- Task brief -
With nothing added and nothing dropped, write out all of the entries below.

- Materials provided -
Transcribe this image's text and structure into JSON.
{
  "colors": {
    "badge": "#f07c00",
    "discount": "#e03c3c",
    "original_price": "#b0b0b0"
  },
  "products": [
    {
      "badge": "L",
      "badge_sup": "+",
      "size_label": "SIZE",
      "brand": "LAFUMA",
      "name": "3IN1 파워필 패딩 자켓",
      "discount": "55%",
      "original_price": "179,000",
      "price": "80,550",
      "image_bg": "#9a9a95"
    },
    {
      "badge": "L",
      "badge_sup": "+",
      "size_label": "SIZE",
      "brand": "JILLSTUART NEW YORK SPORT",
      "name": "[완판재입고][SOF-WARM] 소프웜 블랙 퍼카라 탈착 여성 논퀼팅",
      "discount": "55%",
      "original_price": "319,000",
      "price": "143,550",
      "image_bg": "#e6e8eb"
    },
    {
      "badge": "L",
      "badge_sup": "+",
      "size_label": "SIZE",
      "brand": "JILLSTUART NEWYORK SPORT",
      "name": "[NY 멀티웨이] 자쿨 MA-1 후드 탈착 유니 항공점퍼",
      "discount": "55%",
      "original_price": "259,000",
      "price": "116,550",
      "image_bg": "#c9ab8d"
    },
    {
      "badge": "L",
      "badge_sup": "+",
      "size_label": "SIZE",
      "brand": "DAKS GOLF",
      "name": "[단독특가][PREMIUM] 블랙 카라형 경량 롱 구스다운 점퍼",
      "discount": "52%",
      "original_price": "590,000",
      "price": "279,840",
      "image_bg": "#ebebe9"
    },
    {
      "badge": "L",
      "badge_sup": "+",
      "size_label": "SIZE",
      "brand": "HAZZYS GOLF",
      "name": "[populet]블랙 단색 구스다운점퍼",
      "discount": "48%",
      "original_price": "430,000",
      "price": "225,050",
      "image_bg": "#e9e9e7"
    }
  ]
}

- Result of the task -
Transcribe this image's text and structure into JSON.
{
  "colors": {
    "badge": "#f07c00",
    "discount": "#e03c3c",
    "original_price": "#b0b0b0"
  },
  "products": [
    {
      "badge": "L",
      "badge_sup": "+",
      "size_label": "SIZE",
      "brand": "LAFUMA",
      "name": "3IN1 파워필 패딩 자켓",
      "discount": "55%",
      "original_price": "179,000",
      "price": "80,550",
      "image_bg": "#9a9a95"
    },
    {
      "badge": "L",
      "badge_sup": "+",
      "size_label": "SIZE",
      "brand": "JILLSTUART NEW YORK SPORT",
      "name": "[완판재입고][SOF-WARM] 소프웜 블랙 퍼카라 탈착 여성 논퀼팅",
      "discount": "55%",
      "original_price": "319,000",
      "price": "143,550",
      "image_bg": "#e6e8eb"
    },
    {
      "badge": "L",
      "badge_sup": "+",
      "size_label": "SIZE",
      "brand": "JILLSTUART NEWYORK SPORT",
      "name": "[NY 멀티웨이] 자쿨 MA-1 후드 탈착 유니 항공점퍼",
      "discount": "55%",
      "original_price": "259,000",
      "price": "116,550",
      "image_bg": "#c9ab8d"
    },
    {
      "badge": "L",
      "badge_sup": "+",
      "size_label": "SIZE",
      "brand": "DAKS GOLF",
      "name": "[단독특가][PREMIUM] 블랙 카라형 경량 롱 구스다운 점퍼",
      "discount": "52%",
      "original_price": "590,000",
      "price": "279,840",
      "image_bg": "#ebebe9"
    },
    {
      "badge": "L",
      "badge_sup": "+",
      "size_label": "SIZE",
      "brand": "HAZZYS GOLF",
      "name": "[populet]블랙 단색 구스다운점퍼",
      "discount": "48%",
      "original_price": "430,000",
      "price": "225,050",
      "image_bg": "#e9e9e7"
    }
  ]
}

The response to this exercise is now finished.